## What is required
Your output must match the records below character for character.

## Records supplied

_ _ _ _

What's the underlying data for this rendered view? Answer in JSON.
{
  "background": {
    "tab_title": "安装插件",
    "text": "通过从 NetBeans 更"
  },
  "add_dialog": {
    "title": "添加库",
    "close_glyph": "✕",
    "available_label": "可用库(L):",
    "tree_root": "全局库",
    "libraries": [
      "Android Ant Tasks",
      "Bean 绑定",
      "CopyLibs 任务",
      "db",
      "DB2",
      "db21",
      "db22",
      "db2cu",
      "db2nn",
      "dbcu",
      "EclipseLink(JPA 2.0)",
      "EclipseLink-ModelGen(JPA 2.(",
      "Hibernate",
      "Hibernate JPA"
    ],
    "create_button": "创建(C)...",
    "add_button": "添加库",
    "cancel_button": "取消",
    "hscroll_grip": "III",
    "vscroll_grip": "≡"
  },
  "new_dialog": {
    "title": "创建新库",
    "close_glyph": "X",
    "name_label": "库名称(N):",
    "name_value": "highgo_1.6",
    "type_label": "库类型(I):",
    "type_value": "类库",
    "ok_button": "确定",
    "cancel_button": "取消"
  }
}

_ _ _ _

## Task output
What's the underlying data for this rendered view? Answer in JSON.
{
  "background": {
    "tab_title": "安装插件",
    "text": "通过从 NetBeans 更"
  },
  "add_dialog": {
    "title": "添加库",
    "close_glyph": "✕",
    "available_label": "可用库(L):",
    "tree_root": "全局库",
    "libraries": [
      "Android Ant Tasks",
      "Bean 绑定",
      "CopyLibs 任务",
      "db",
      "DB2",
      "db21",
      "db22",
      "db2cu",
      "db2nn",
      "dbcu",
      "EclipseLink(JPA 2.0)",
      "EclipseLink-ModelGen(JPA 2.(",
      "Hibernate",
      "Hibernate JPA"
    ],
    "create_button": "创建(C)...",
    "add_button": "添加库",
    "cancel_button": "取消",
    "hscroll_grip": "III",
    "vscroll_grip": "≡"
  },
  "new_dialog": {
    "title": "创建新库",
    "close_glyph": "X",
    "name_label": "库名称(N):",
    "name_value": "highgo_1.6",
    "type_label": "库类型(I):",
    "type_value": "类库",
    "ok_button": "确定",
    "cancel_button": "取消"
  }
}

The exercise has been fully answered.